Friday, February 13th, 2009

I saw three ships go sailing by, 
Over the sea, the lifting sea,
And the wind rose in the morning sky,
And one was rigged for a long journey. 

–From “The North Ship” by Philip Larkin

I went to pick him up and he was screaming at a little girl: “Don’t do that!” She had said “Hey, S.” She was using his name, and he didn’t like it. I had promised myself, on the way to pick him up, that I wouldn’t ask his teacher for a status report. I always check with his teacher. I wanted to give my son a break. It was very awkward, not questioning the teacher. I stood there for a moment, not knowing what to say. I didn’t have to say anything. “Did you tell your dad how you behaved today?” the teacher asked my son. We were standing outside under the sparkling February sky, children playing around us. “What did you do?” I asked my son.

Later, I was rushing down the sidewalk, cellphone to my ear.
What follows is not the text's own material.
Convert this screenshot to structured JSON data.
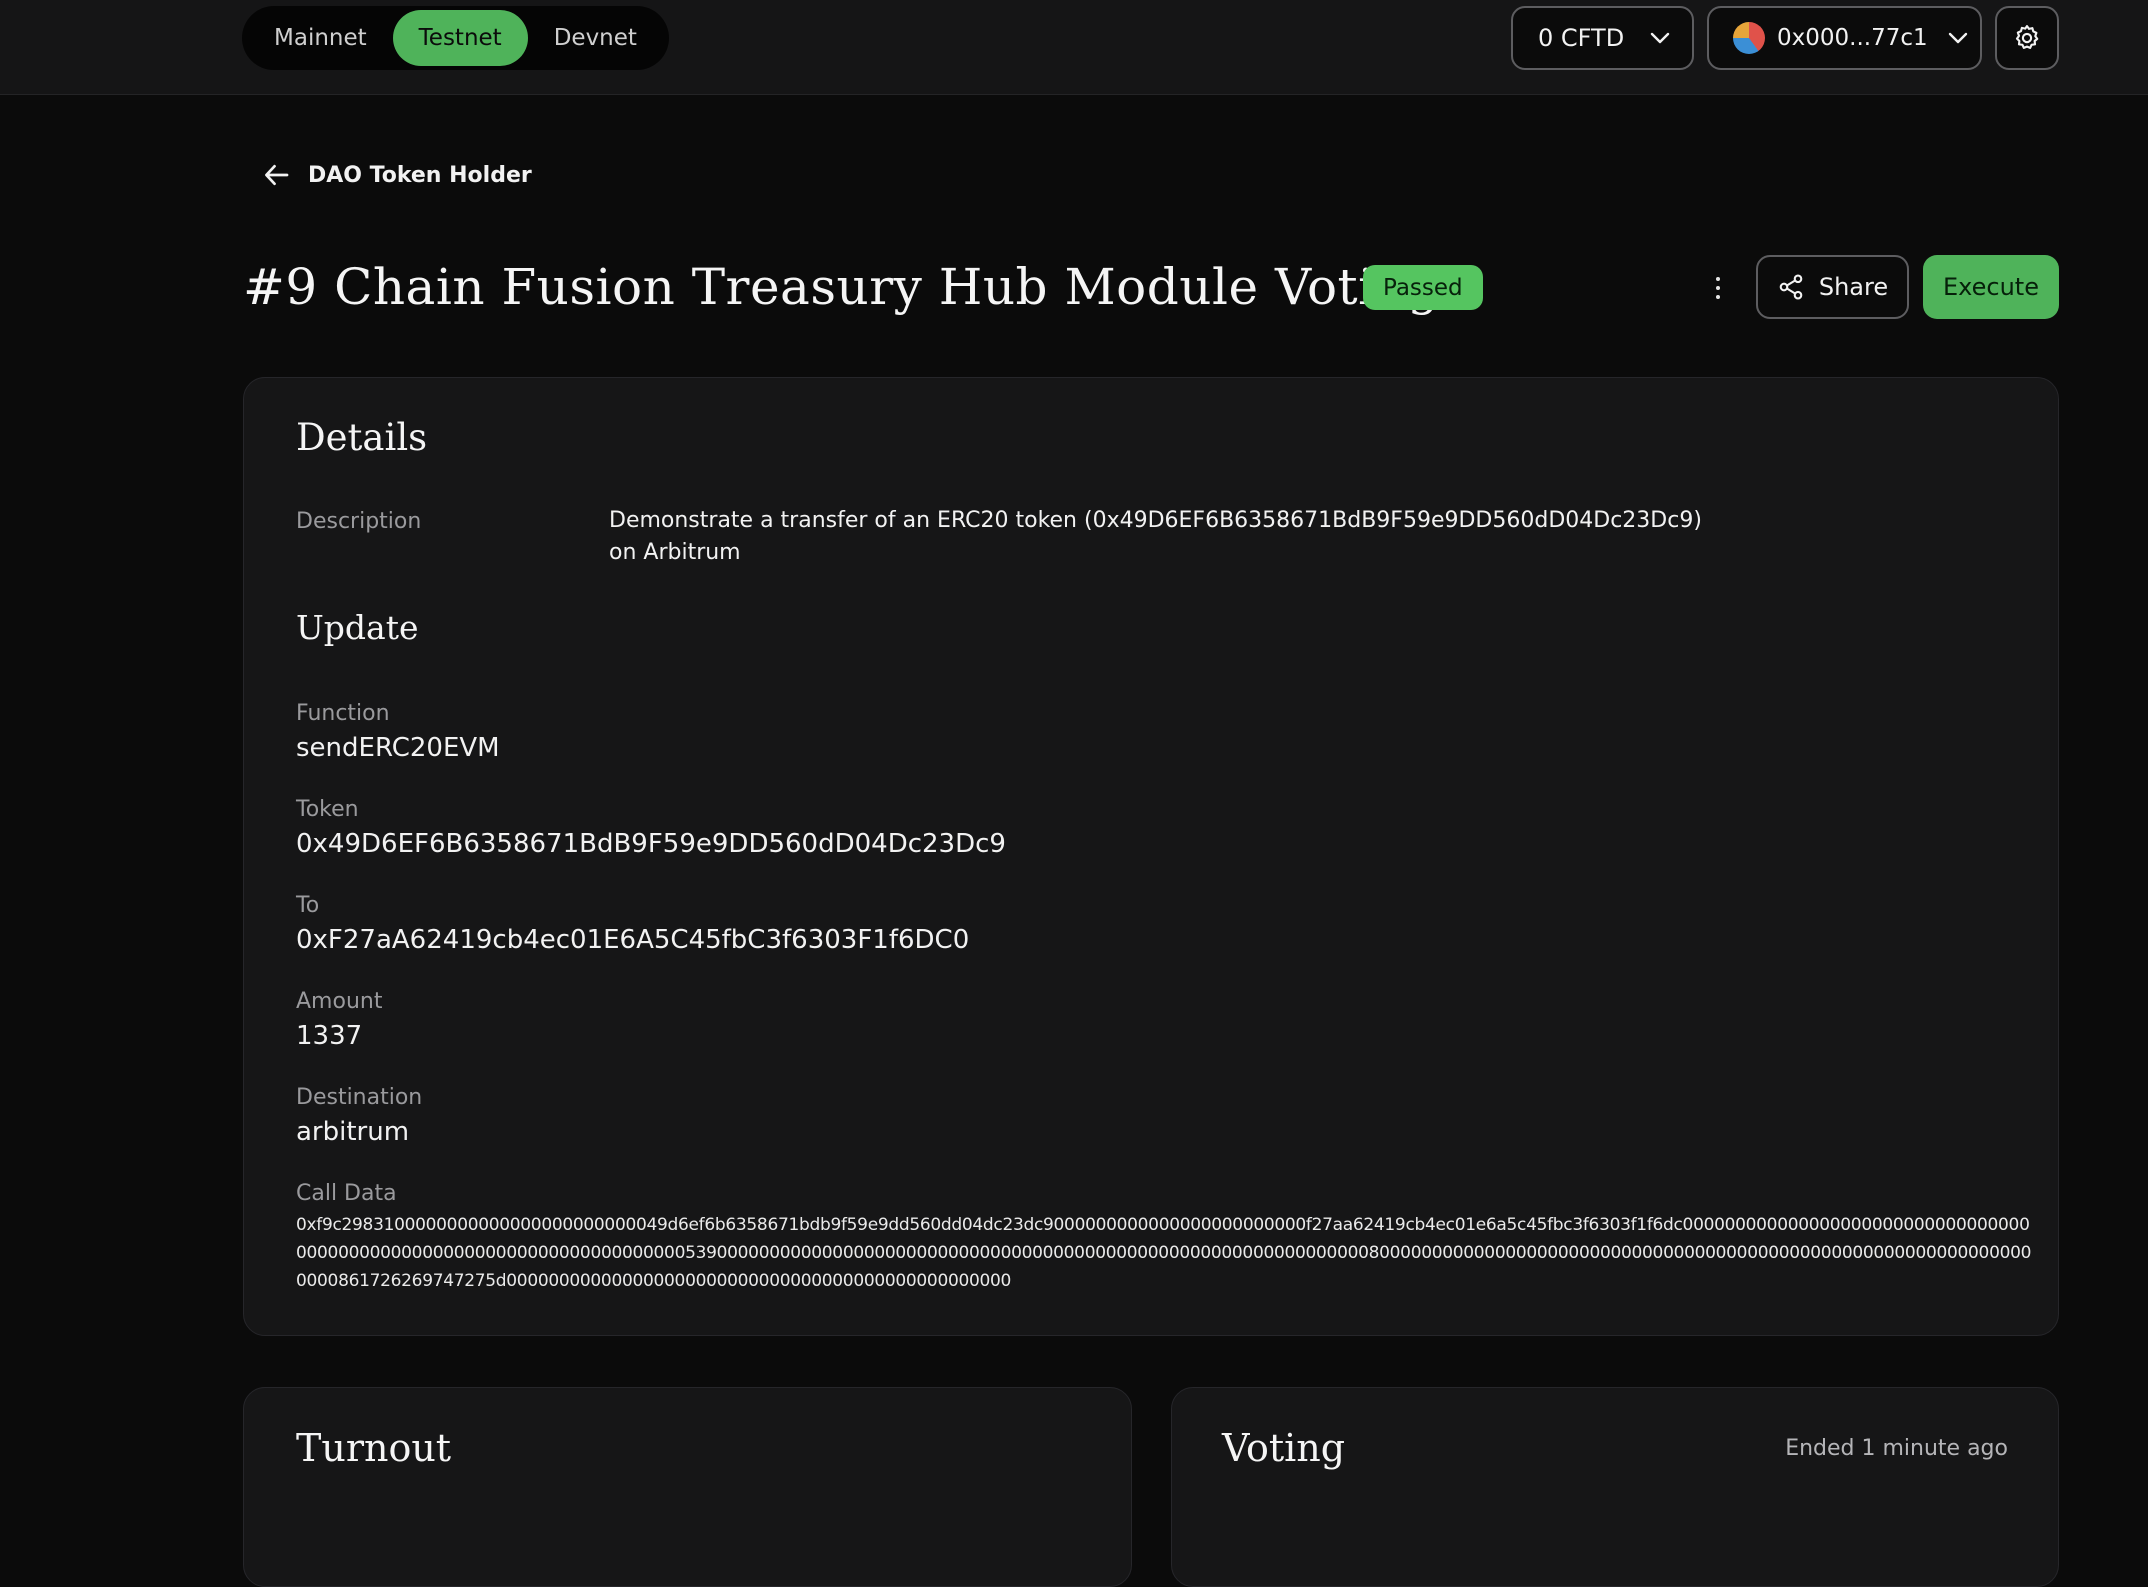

I had a dinner date with a friend and had had to blow out of the house without telling my wife what happened, not that what happened was such a big deal: our son had thrown a fit when a teacher had come to pick him up for Spanish, one of the add-on classes at his preschool. I’m beginning to think we should yank him from the class. He doesn’t like to go to it, though when he gets there he seems to like it.  And then there was nap time.  He hadn’t laid flat, one of the classroom rules. “It’s not a big deal,” I told my wife, walking down the sidewalk to meet my friend. There was a worried pause when she replied. “What’s wrong?” I asked. “It’s just that he seems to be improving and then he’s not.” “Don’t worry,” I said, entering the restaurant. “I won’t,” she said and hung up.

Then I get up this morning remembering my son’s confession. The sky was bright blue and these beautiful children were running around. My son nestled into me. That was the thing: he still trusted me.  I was his father.  I would protect him. I would keep him safe.  

And then to show me how much he’d learned, he started counting.

“Uno, dos, tres…”